Hill of Tara makes Smithsonian endangered list
One of the most respected educational and research institutes in the United States, Smithsonian, has listed the Hill of Tara among the 15 must-see endangered cultural treasures in the world.
The Co Meath site, which was the ancient seat of the High Kings of Ireland, has been the subject of controversy with the nearby construction of the M3 road. Campaigners say the road will cut through one of Ireland’s most important historical sites, but the National Roads Authority says the new motorway will be further away from the hill than the existing route.
The motorway is scheduled to be finished in the middle of next year, but may be completed before that.

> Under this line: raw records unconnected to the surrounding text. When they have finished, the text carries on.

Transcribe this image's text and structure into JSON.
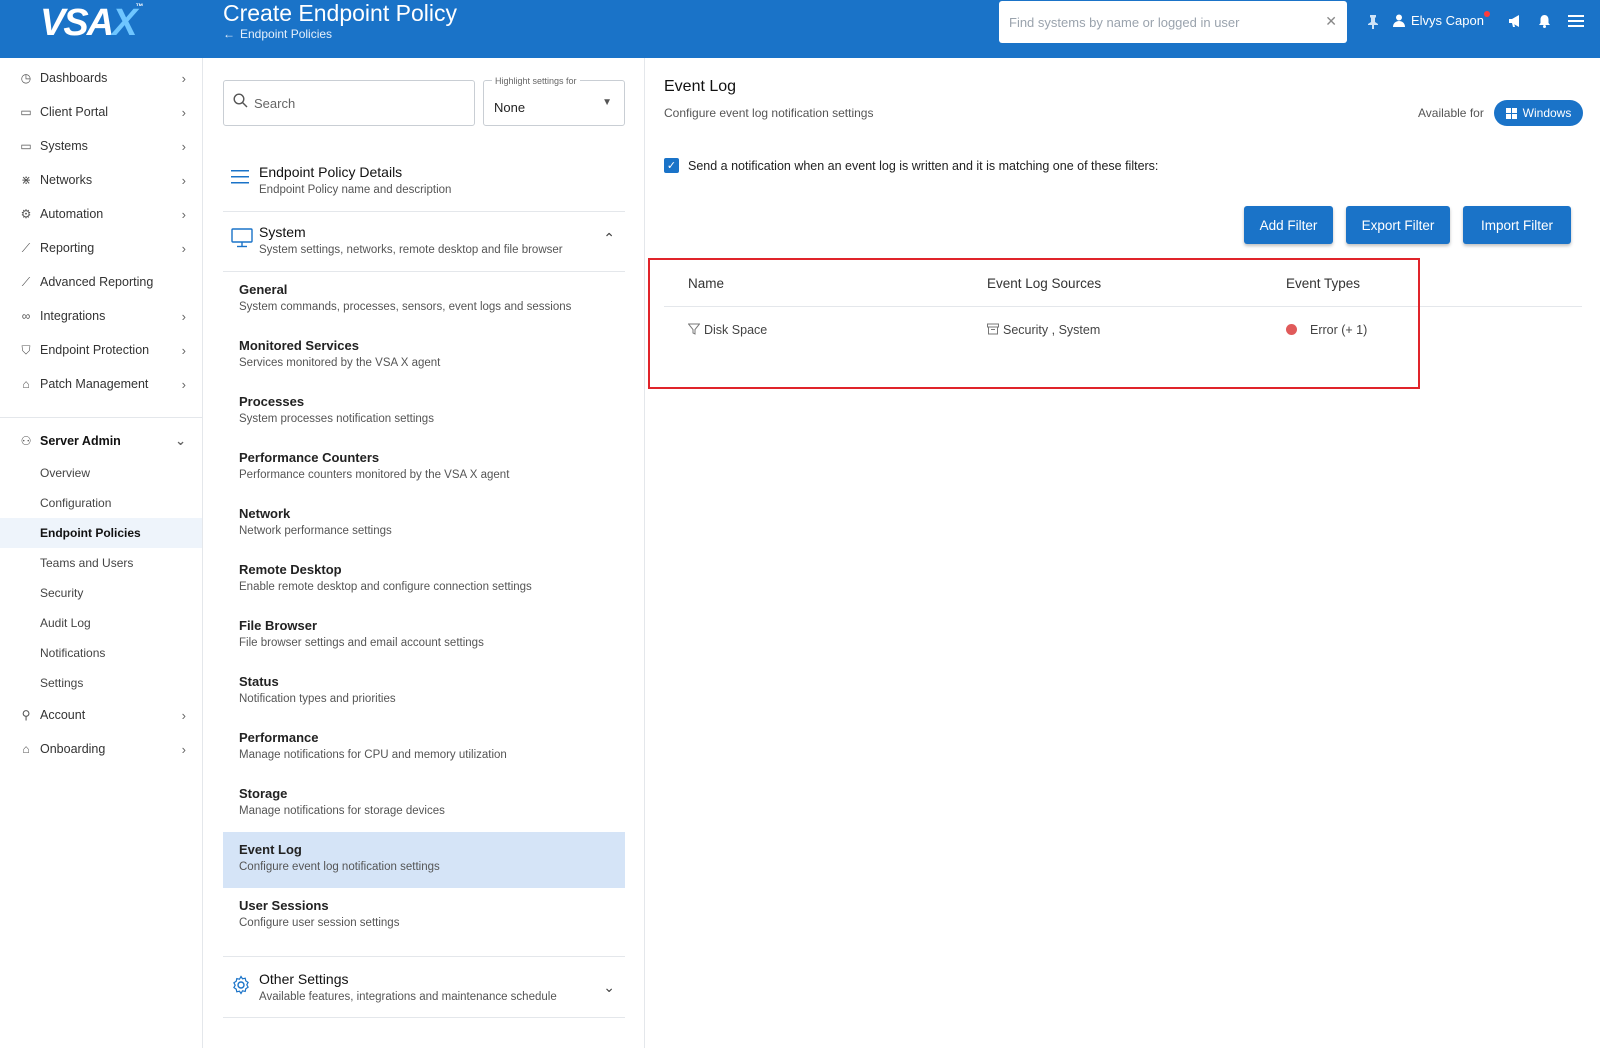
{
  "header": {
    "logo": "VSA",
    "logo_x": "X",
    "logo_tm": "™",
    "title": "Create Endpoint Policy",
    "back_link": "Endpoint Policies",
    "search_placeholder": "Find systems by name or logged in user",
    "user_name": "Elvys Capon"
  },
  "sidebar": {
    "items": [
      {
        "label": "Dashboards",
        "icon": "dashboard-icon"
      },
      {
        "label": "Client Portal",
        "icon": "window-icon"
      },
      {
        "label": "Systems",
        "icon": "monitor-icon"
      },
      {
        "label": "Networks",
        "icon": "network-icon"
      },
      {
        "label": "Automation",
        "icon": "automation-icon"
      },
      {
        "label": "Reporting",
        "icon": "chart-icon"
      },
      {
        "label": "Advanced Reporting",
        "icon": "chart-icon"
      },
      {
        "label": "Integrations",
        "icon": "infinity-icon"
      },
      {
        "label": "Endpoint Protection",
        "icon": "shield-icon"
      },
      {
        "label": "Patch Management",
        "icon": "patch-icon"
      }
    ],
    "server_admin": {
      "label": "Server Admin",
      "sub_items": [
        "Overview",
        "Configuration",
        "Endpoint Policies",
        "Teams and Users",
        "Security",
        "Audit Log",
        "Notifications",
        "Settings"
      ]
    },
    "bottom_items": [
      {
        "label": "Account",
        "icon": "user-icon"
      },
      {
        "label": "Onboarding",
        "icon": "graduation-icon"
      }
    ]
  },
  "middle": {
    "search_placeholder": "Search",
    "highlight_label": "Highlight settings for",
    "highlight_value": "None",
    "details": {
      "title": "Endpoint Policy Details",
      "desc": "Endpoint Policy name and description"
    },
    "system": {
      "title": "System",
      "desc": "System settings, networks, remote desktop and file browser"
    },
    "sub_sections": [
      {
        "title": "General",
        "desc": "System commands, processes, sensors, event logs and sessions"
      },
      {
        "title": "Monitored Services",
        "desc": "Services monitored by the VSA X agent"
      },
      {
        "title": "Processes",
        "desc": "System processes notification settings"
      },
      {
        "title": "Performance Counters",
        "desc": "Performance counters monitored by the VSA X agent"
      },
      {
        "title": "Network",
        "desc": "Network performance settings"
      },
      {
        "title": "Remote Desktop",
        "desc": "Enable remote desktop and configure connection settings"
      },
      {
        "title": "File Browser",
        "desc": "File browser settings and email account settings"
      },
      {
        "title": "Status",
        "desc": "Notification types and priorities"
      },
      {
        "title": "Performance",
        "desc": "Manage notifications for CPU and memory utilization"
      },
      {
        "title": "Storage",
        "desc": "Manage notifications for storage devices"
      },
      {
        "title": "Event Log",
        "desc": "Configure event log notification settings"
      },
      {
        "title": "User Sessions",
        "desc": "Configure user session settings"
      }
    ],
    "other": {
      "title": "Other Settings",
      "desc": "Available features, integrations and maintenance schedule"
    }
  },
  "content": {
    "title": "Event Log",
    "desc": "Configure event log notification settings",
    "available_for": "Available for",
    "platform": "Windows",
    "notify_text": "Send a notification when an event log is written and it is matching one of these filters:",
    "buttons": {
      "add": "Add Filter",
      "export": "Export Filter",
      "import": "Import Filter"
    },
    "table": {
      "headers": [
        "Name",
        "Event Log Sources",
        "Event Types"
      ],
      "rows": [
        {
          "name": "Disk Space",
          "sources": "Security , System",
          "types": "Error (+ 1)"
        }
      ]
    }
  },
  "colors": {
    "accent": "#1a73c8",
    "error": "#e05a5a",
    "highlight_border": "#e0242a"
  }
}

In its March edition of its magazine, Smithsonian says “the only music you're likely to hear around Tara nowadays is the clang of construction equipment”. The magazine is dominated by “14 other precious historic and artistic sites” around the world which it says “can be visited today, but might be gone tomorrow”.
“Each testifies to our urge to build and create; each reminds us of how much we stand to lose,” the magazine says.
Other sites include the reputed birthplace of Jesus Christ, the Church of the Nativity in Bethlehem, Chan Chan in Peru which was the largest city in the Americas about 600 years ago, and the crumbling iconic Route 66 which starts in Chicago and passes through Missouri, Kansas, Oklahoma, Texas, New Mexico and Arizona before ending in Los Angeles.
Vincent Salafia, campaigner with the TaraWatch group, urged the Government to take the Smithsonian’s advice.
“This should send a clear message to both the Irish Government, and Unesco, that they cannot proceed with inscribing the Hill of Tara as a World Heritage Site, unless the M3 is re-routed,” he said.
“Action must be taken now, to avoid the Stonehenge scenario, where the UK Government is being told by Unesco to spend one billion pounds moving the roads there.”
The Department of Environment and Minister John Gormley are drawing up a shortlist of sites to be considered as Unesco world heritage sites.